Prompt
The answer is all of the data repeated exactly, with each picture omitted.

[Web page and app entries]

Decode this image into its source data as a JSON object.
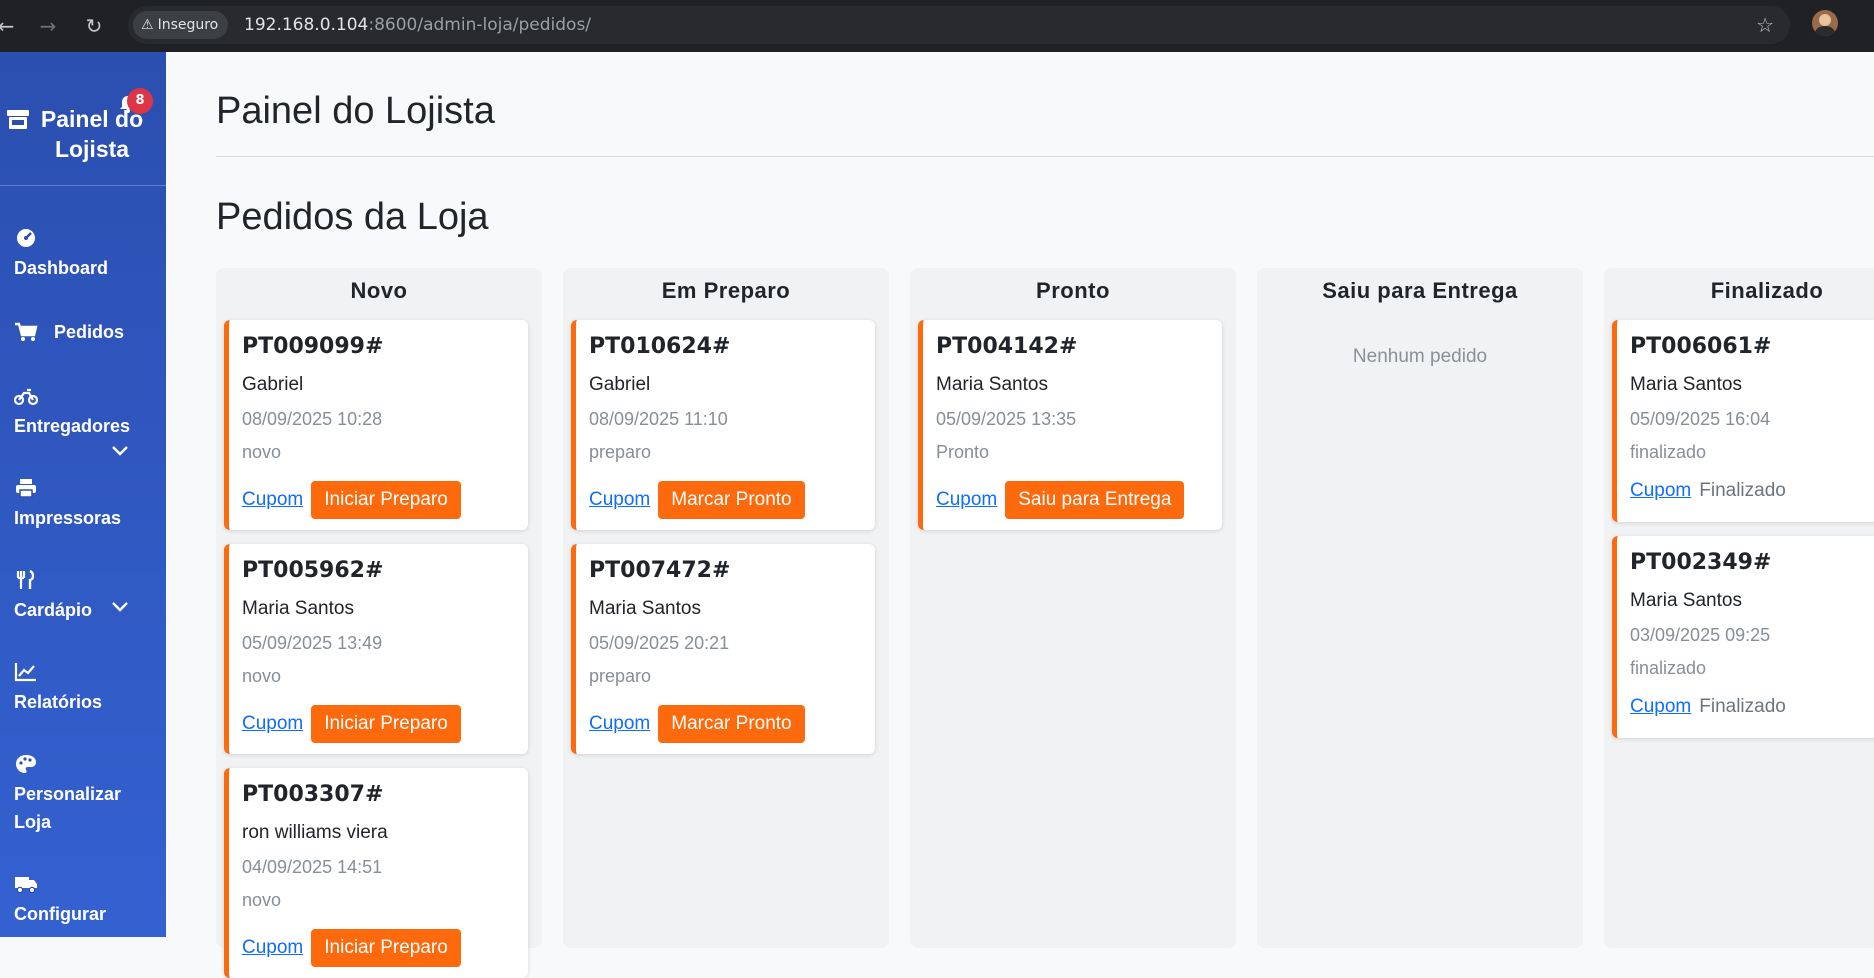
{
  "browser": {
    "security_label": "Inseguro",
    "url_host": "192.168.0.104",
    "url_path": ":8600/admin-loja/pedidos/"
  },
  "sidebar": {
    "brand_title": "Painel do Lojista",
    "notification_count": "8",
    "items": [
      {
        "label": "Dashboard"
      },
      {
        "label": "Pedidos"
      },
      {
        "label": "Entregadores"
      },
      {
        "label": "Impressoras"
      },
      {
        "label": "Cardápio"
      },
      {
        "label": "Relatórios"
      },
      {
        "label": "Personalizar Loja"
      },
      {
        "label": "Configurar"
      }
    ]
  },
  "main": {
    "page_title": "Painel do Lojista",
    "section_title": "Pedidos da Loja",
    "columns": [
      {
        "title": "Novo",
        "cards": [
          {
            "code": "PT009099#",
            "name": "Gabriel",
            "date": "08/09/2025 10:28",
            "status": "novo",
            "coupon": "Cupom",
            "action": "Iniciar Preparo"
          },
          {
            "code": "PT005962#",
            "name": "Maria Santos",
            "date": "05/09/2025 13:49",
            "status": "novo",
            "coupon": "Cupom",
            "action": "Iniciar Preparo"
          },
          {
            "code": "PT003307#",
            "name": "ron williams viera",
            "date": "04/09/2025 14:51",
            "status": "novo",
            "coupon": "Cupom",
            "action": "Iniciar Preparo"
          }
        ]
      },
      {
        "title": "Em Preparo",
        "cards": [
          {
            "code": "PT010624#",
            "name": "Gabriel",
            "date": "08/09/2025 11:10",
            "status": "preparo",
            "coupon": "Cupom",
            "action": "Marcar Pronto"
          },
          {
            "code": "PT007472#",
            "name": "Maria Santos",
            "date": "05/09/2025 20:21",
            "status": "preparo",
            "coupon": "Cupom",
            "action": "Marcar Pronto"
          }
        ]
      },
      {
        "title": "Pronto",
        "cards": [
          {
            "code": "PT004142#",
            "name": "Maria Santos",
            "date": "05/09/2025 13:35",
            "status": "Pronto",
            "coupon": "Cupom",
            "action": "Saiu para Entrega"
          }
        ]
      },
      {
        "title": "Saiu para Entrega",
        "empty_text": "Nenhum pedido"
      },
      {
        "title": "Finalizado",
        "cards": [
          {
            "code": "PT006061#",
            "name": "Maria Santos",
            "date": "05/09/2025 16:04",
            "status": "finalizado",
            "coupon": "Cupom",
            "final": "Finalizado"
          },
          {
            "code": "PT002349#",
            "name": "Maria Santos",
            "date": "03/09/2025 09:25",
            "status": "finalizado",
            "coupon": "Cupom",
            "final": "Finalizado"
          }
        ]
      }
    ]
  },
  "colors": {
    "accent": "#fd6a0d",
    "sidebar_top": "#2b4fb0",
    "sidebar_bottom": "#3461d1",
    "badge": "#dc3545",
    "link": "#0d6efd"
  }
}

Expected answer
Decode this image into its source data as a JSON object.
{
  "browser": {
    "security_label": "Inseguro",
    "url_host": "192.168.0.104",
    "url_path": ":8600/admin-loja/pedidos/"
  },
  "sidebar": {
    "brand_title": "Painel do Lojista",
    "notification_count": "8",
    "items": [
      {
        "label": "Dashboard"
      },
      {
        "label": "Pedidos"
      },
      {
        "label": "Entregadores"
      },
      {
        "label": "Impressoras"
      },
      {
        "label": "Cardápio"
      },
      {
        "label": "Relatórios"
      },
      {
        "label": "Personalizar Loja"
      },
      {
        "label": "Configurar"
      }
    ]
  },
  "main": {
    "page_title": "Painel do Lojista",
    "section_title": "Pedidos da Loja",
    "columns": [
      {
        "title": "Novo",
        "cards": [
          {
            "code": "PT009099#",
            "name": "Gabriel",
            "date": "08/09/2025 10:28",
            "status": "novo",
            "coupon": "Cupom",
            "action": "Iniciar Preparo"
          },
          {
            "code": "PT005962#",
            "name": "Maria Santos",
            "date": "05/09/2025 13:49",
            "status": "novo",
            "coupon": "Cupom",
            "action": "Iniciar Preparo"
          },
          {
            "code": "PT003307#",
            "name": "ron williams viera",
            "date": "04/09/2025 14:51",
            "status": "novo",
            "coupon": "Cupom",
            "action": "Iniciar Preparo"
          }
        ]
      },
      {
        "title": "Em Preparo",
        "cards": [
          {
            "code": "PT010624#",
            "name": "Gabriel",
            "date": "08/09/2025 11:10",
            "status": "preparo",
            "coupon": "Cupom",
            "action": "Marcar Pronto"
          },
          {
            "code": "PT007472#",
            "name": "Maria Santos",
            "date": "05/09/2025 20:21",
            "status": "preparo",
            "coupon": "Cupom",
            "action": "Marcar Pronto"
          }
        ]
      },
      {
        "title": "Pronto",
        "cards": [
          {
            "code": "PT004142#",
            "name": "Maria Santos",
            "date": "05/09/2025 13:35",
            "status": "Pronto",
            "coupon": "Cupom",
            "action": "Saiu para Entrega"
          }
        ]
      },
      {
        "title": "Saiu para Entrega",
        "empty_text": "Nenhum pedido"
      },
      {
        "title": "Finalizado",
        "cards": [
          {
            "code": "PT006061#",
            "name": "Maria Santos",
            "date": "05/09/2025 16:04",
            "status": "finalizado",
            "coupon": "Cupom",
            "final": "Finalizado"
          },
          {
            "code": "PT002349#",
            "name": "Maria Santos",
            "date": "03/09/2025 09:25",
            "status": "finalizado",
            "coupon": "Cupom",
            "final": "Finalizado"
          }
        ]
      }
    ]
  },
  "colors": {
    "accent": "#fd6a0d",
    "sidebar_top": "#2b4fb0",
    "sidebar_bottom": "#3461d1",
    "badge": "#dc3545",
    "link": "#0d6efd"
  }
}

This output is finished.